The mother of a Greenwood murder victim is angry after learning a police officer who was blamed for the 2017 mistrial of her daughter’s alleged killer may be promoted back to a detective’s role.
“I need help with this situation. I’m reliving my daughter’s murder case every day. No justice is being done,” said Trevia Foreman, a Leflore County native who now resides in Memphis.
Her daughter, Lakeyla Broom, a hospice nurse and mother of three, was stabbed multiple times in her West President Avenue residence in September 2014. She was 29 at the time of her death.
The Greenwood Police Department accused Lakeyla’s husband, Edward Broom, of the murder.
Lt. Jeri Bankston of the Police Department was the chief investigator on the case as well as the prosecution’s lead witness at Broom’s first-degree murder trial during the fall of 2017.
Two days into testimony from the prosecution’s witnesses, Circuit Judge Carol White-Richard declared a mistrial after discovering Bankston had been texting then Assistant District Attorney Trish Rodgers while Bankston was still on the witness stand.
Ultimately, White-Richard threw out the murder indictment, citing prosecutorial misconduct, and ruled that Broom could not be tried again because it would violate the constitutional ban on double jeopardy.

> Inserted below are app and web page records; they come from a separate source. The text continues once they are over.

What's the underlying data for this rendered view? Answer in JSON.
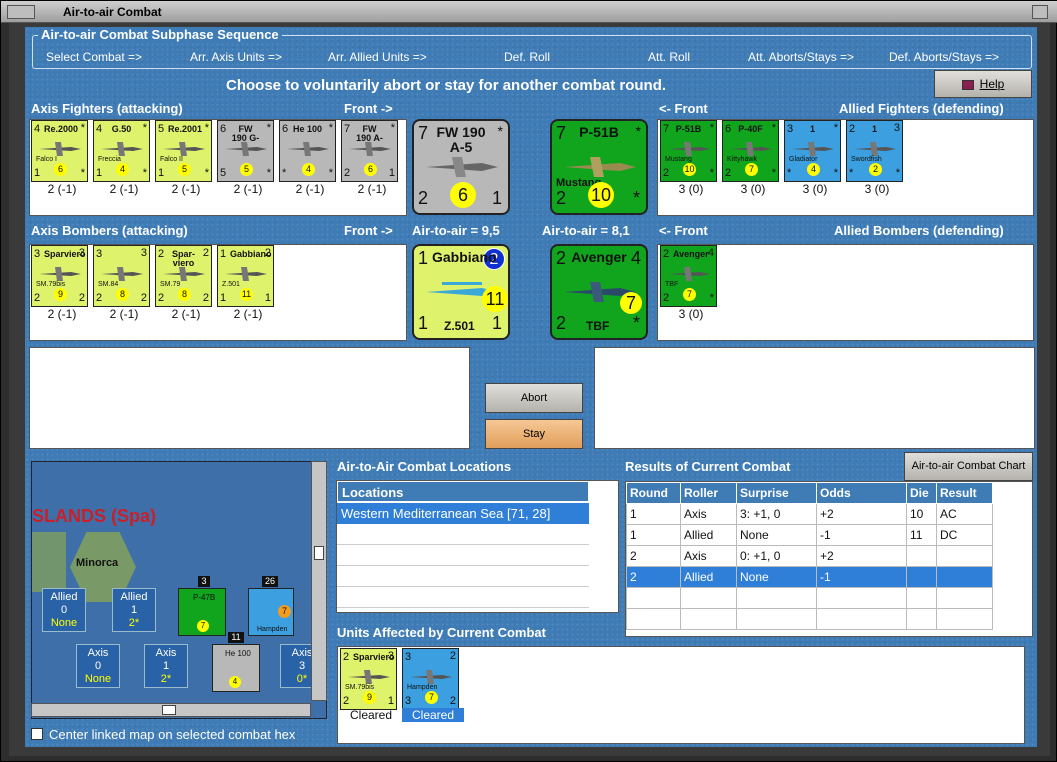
{
  "window": {
    "title": "Air-to-air Combat"
  },
  "sequence": {
    "title": "Air-to-air Combat Subphase Sequence",
    "steps": [
      "Select Combat =>",
      "Arr. Axis Units =>",
      "Arr. Allied Units =>",
      "Def. Roll",
      "Att. Roll",
      "Att. Aborts/Stays =>",
      "Def. Aborts/Stays =>"
    ]
  },
  "instruction": "Choose to voluntarily abort or stay for another combat round.",
  "help_label": "Help",
  "labels": {
    "axis_fighters": "Axis Fighters (attacking)",
    "front_right": "Front ->",
    "front_left": "<- Front",
    "allied_fighters": "Allied Fighters (defending)",
    "axis_bombers": "Axis Bombers (attacking)",
    "allied_bombers": "Allied Bombers (defending)",
    "axis_a2a": "Air-to-air = 9,5",
    "allied_a2a": "Air-to-air = 8,1"
  },
  "axis_fighters": [
    {
      "tl": "4",
      "name": "Re.2000",
      "sub": "Falco I",
      "tr": "*",
      "bl": "1",
      "circ": "6",
      "br": "*",
      "cap": "2 (-1)"
    },
    {
      "tl": "4",
      "name": "G.50",
      "sub": "Freccia",
      "tr": "*",
      "bl": "1",
      "circ": "4",
      "br": "*",
      "cap": "2 (-1)"
    },
    {
      "tl": "5",
      "name": "Re.2001",
      "sub": "Falco II",
      "tr": "*",
      "bl": "1",
      "circ": "5",
      "br": "*",
      "cap": "2 (-1)"
    },
    {
      "tl": "6",
      "name": "FW 190 G-3",
      "sub": "",
      "tr": "*",
      "bl": "5",
      "circ": "5",
      "br": "*",
      "cap": "2 (-1)"
    },
    {
      "tl": "6",
      "name": "He 100",
      "sub": "",
      "tr": "*",
      "bl": "*",
      "circ": "4",
      "br": "*",
      "cap": "2 (-1)"
    },
    {
      "tl": "7",
      "name": "FW 190 A-5",
      "sub": "",
      "tr": "*",
      "bl": "2",
      "circ": "6",
      "br": "1",
      "cap": "2 (-1)"
    }
  ],
  "allied_fighters": [
    {
      "tl": "7",
      "name": "P-51B",
      "sub": "Mustang",
      "tr": "*",
      "bl": "2",
      "circ": "10",
      "br": "*",
      "cap": "3 (0)"
    },
    {
      "tl": "6",
      "name": "P-40F",
      "sub": "Kittyhawk",
      "tr": "*",
      "bl": "2",
      "circ": "7",
      "br": "*",
      "cap": "3 (0)"
    },
    {
      "tl": "3",
      "name": "1",
      "sub": "Gladiator",
      "tr": "*",
      "bl": "*",
      "circ": "4",
      "br": "*",
      "cap": "3 (0)"
    },
    {
      "tl": "2",
      "name": "1",
      "sub": "Swordfish",
      "tr": "3",
      "bl": "*",
      "circ": "2",
      "br": "*",
      "cap": "3 (0)"
    }
  ],
  "axis_bombers": [
    {
      "tl": "3",
      "name": "Sparviero",
      "sub": "SM.79bis",
      "tr": "3",
      "bl": "2",
      "circ": "9",
      "br": "2",
      "cap": "2 (-1)"
    },
    {
      "tl": "3",
      "name": "",
      "sub": "SM.84",
      "tr": "3",
      "bl": "2",
      "circ": "8",
      "br": "2",
      "cap": "2 (-1)"
    },
    {
      "tl": "2",
      "name": "Spar-viero",
      "sub": "SM.79",
      "tr": "2",
      "bl": "2",
      "circ": "8",
      "br": "2",
      "cap": "2 (-1)"
    },
    {
      "tl": "1",
      "name": "Gabbiano",
      "sub": "Z.501",
      "tr": "2",
      "bl": "1",
      "circ": "11",
      "br": "1",
      "cap": "2 (-1)"
    }
  ],
  "allied_bombers": [
    {
      "tl": "2",
      "name": "Avenger",
      "sub": "TBF",
      "tr": "4",
      "bl": "2",
      "circ": "7",
      "br": "*",
      "cap": "3 (0)"
    }
  ],
  "front_axis_fighter": {
    "tl": "7",
    "name": "FW 190 A-5",
    "tr": "*",
    "bl": "2",
    "circ": "6",
    "br": "1"
  },
  "front_allied_fighter": {
    "tl": "7",
    "name": "P-51B",
    "sub": "Mustang",
    "tr": "*",
    "bl": "2",
    "circ": "10",
    "br": "*"
  },
  "front_axis_bomber": {
    "tl": "1",
    "name": "Gabbiano",
    "tr": "2",
    "sub": "Z.501",
    "bl": "1",
    "circ": "11",
    "br": "1"
  },
  "front_allied_bomber": {
    "tl": "2",
    "name": "Avenger",
    "sub": "TBF",
    "tr": "4",
    "bl": "2",
    "circ": "7",
    "br": "*"
  },
  "buttons": {
    "abort": "Abort",
    "stay": "Stay",
    "chart": "Air-to-air Combat Chart"
  },
  "locations": {
    "title": "Air-to-Air Combat Locations",
    "header": "Locations",
    "items": [
      "Western Mediterranean Sea [71, 28]"
    ]
  },
  "results": {
    "title": "Results of Current Combat",
    "columns": [
      "Round",
      "Roller",
      "Surprise",
      "Odds",
      "Die",
      "Result"
    ],
    "rows": [
      [
        "1",
        "Axis",
        "3: +1, 0",
        "+2",
        "10",
        "AC"
      ],
      [
        "1",
        "Allied",
        "None",
        "-1",
        "11",
        "DC"
      ],
      [
        "2",
        "Axis",
        "0: +1, 0",
        "+2",
        "",
        ""
      ],
      [
        "2",
        "Allied",
        "None",
        "-1",
        "",
        ""
      ]
    ]
  },
  "affected": {
    "title": "Units Affected by Current Combat",
    "units": [
      {
        "tl": "2",
        "name": "Sparviero",
        "sub": "SM.79bis",
        "tr": "3",
        "bl": "2",
        "circ": "9",
        "br": "1",
        "status": "Cleared"
      },
      {
        "tl": "3",
        "name": "",
        "sub": "Hampden",
        "tr": "2",
        "bl": "3",
        "circ": "7",
        "br": "2",
        "status": "Cleared"
      }
    ]
  },
  "map": {
    "region": "SLANDS (Spa)",
    "island": "Minorca",
    "allied_stats": [
      {
        "label": "Allied",
        "num": "0",
        "val": "None"
      },
      {
        "label": "Allied",
        "num": "1",
        "val": "2*"
      }
    ],
    "axis_stats": [
      {
        "label": "Axis",
        "num": "0",
        "val": "None"
      },
      {
        "label": "Axis",
        "num": "1",
        "val": "2*"
      },
      {
        "label": "Axis",
        "num": "3",
        "val": "0*"
      }
    ],
    "stack_counts": [
      "3",
      "26",
      "11"
    ],
    "map_units": [
      {
        "name": "P-47B",
        "circ": "7"
      },
      {
        "name": "Hampden",
        "circ": "7"
      },
      {
        "name": "He 100",
        "circ": "4"
      }
    ]
  },
  "center_linked": "Center linked map on selected combat hex"
}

Broom was released in February 2018 after spending two years behind bars in the Leflore County Jail.
At the time of the mistrial, Police Chief Ray Moore said Bankston would face an internal disciplinary action for her conduct on the stand. Although at the time he did not specify what the punishment would be, Mayor Carolyn McAdams said Friday that Bankston had been demoted to a patrol officer.
Foreman said she first learned on Facebook Friday morning of Bankston’s possible reinstatement as a detective.

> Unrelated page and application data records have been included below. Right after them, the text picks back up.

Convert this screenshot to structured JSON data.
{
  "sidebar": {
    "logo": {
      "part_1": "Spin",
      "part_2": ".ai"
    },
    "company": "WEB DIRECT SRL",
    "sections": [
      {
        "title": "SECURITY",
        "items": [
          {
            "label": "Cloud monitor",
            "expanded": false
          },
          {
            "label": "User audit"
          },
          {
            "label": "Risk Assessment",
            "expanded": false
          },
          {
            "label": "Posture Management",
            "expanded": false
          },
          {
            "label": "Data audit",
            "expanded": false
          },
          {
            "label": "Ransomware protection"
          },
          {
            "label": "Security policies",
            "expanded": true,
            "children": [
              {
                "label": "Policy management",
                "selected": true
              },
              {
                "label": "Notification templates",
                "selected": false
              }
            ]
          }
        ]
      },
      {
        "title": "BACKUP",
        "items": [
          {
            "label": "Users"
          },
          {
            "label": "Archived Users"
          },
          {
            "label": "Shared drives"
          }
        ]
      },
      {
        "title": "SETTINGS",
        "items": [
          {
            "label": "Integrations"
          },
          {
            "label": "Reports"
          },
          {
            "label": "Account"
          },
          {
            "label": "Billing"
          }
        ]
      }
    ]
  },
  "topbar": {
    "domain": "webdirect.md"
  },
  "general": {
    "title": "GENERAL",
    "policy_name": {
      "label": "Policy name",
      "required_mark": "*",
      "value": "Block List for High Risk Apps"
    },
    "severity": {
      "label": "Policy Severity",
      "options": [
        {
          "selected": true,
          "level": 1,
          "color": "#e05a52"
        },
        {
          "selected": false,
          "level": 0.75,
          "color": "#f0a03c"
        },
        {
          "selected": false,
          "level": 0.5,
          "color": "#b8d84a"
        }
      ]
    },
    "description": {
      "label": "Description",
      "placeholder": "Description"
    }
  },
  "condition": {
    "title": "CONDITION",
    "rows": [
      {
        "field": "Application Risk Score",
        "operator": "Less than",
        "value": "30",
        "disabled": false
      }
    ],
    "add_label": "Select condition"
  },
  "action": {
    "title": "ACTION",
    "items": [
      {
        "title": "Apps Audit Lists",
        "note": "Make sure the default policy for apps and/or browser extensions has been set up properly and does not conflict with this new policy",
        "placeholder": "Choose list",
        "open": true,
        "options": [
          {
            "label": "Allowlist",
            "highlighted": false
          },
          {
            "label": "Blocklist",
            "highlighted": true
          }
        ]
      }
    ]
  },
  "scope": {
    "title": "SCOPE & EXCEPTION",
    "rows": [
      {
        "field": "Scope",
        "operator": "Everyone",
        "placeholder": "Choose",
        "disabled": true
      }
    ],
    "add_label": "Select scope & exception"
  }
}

She then called Moore, who, she said, verified the rumor. She said that Moore told her Bankston would not be assigned to investigate murder cases.
When contacted later Friday by the Commonwealth, Moore acknowledged speaking with Foreman but declined to confirm or deny whether Bankston was being promoted.

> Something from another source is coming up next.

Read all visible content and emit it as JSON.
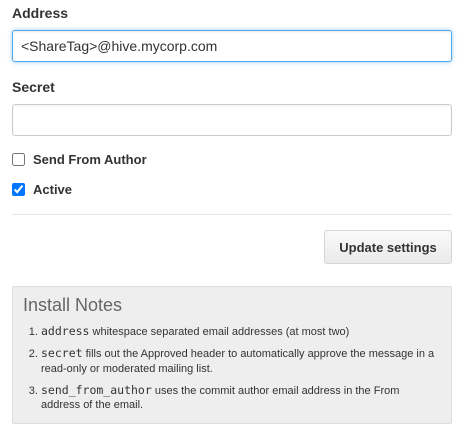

“I don’t discuss personnel issues,” he said.
McAdams subsequently confirmed, however, that Foreman’s information was accurate about Bankston.
“I’m thinking about putting her back on the detective office,” the mayor said, adding that she had spoken with Moore in the past to have him reassign Bankston as a detective.
“She’s a good detective, and they’re hard to find,” McAdams said.
“She’s paid her dues.”
Foreman begs to differ.
“Ms. Bankston has moved on with her life and is still getting promotions. I don’t think that’s fair to me or my child,” Foreman said.
“I want justice for my daughter.”
Foreman said she didn’t want Bankston fired, as she said everyone needs a job, but to let her remain as a patrol officer.
• Contact Gerard Edic at 581-7239 or firstname.lastname@example.org.
The original version of this article incorrectly reported that the texting by Jeri Bankston had occurred after she has finished testifying. It occurred during a break in testimony but while she was still on the witness stand.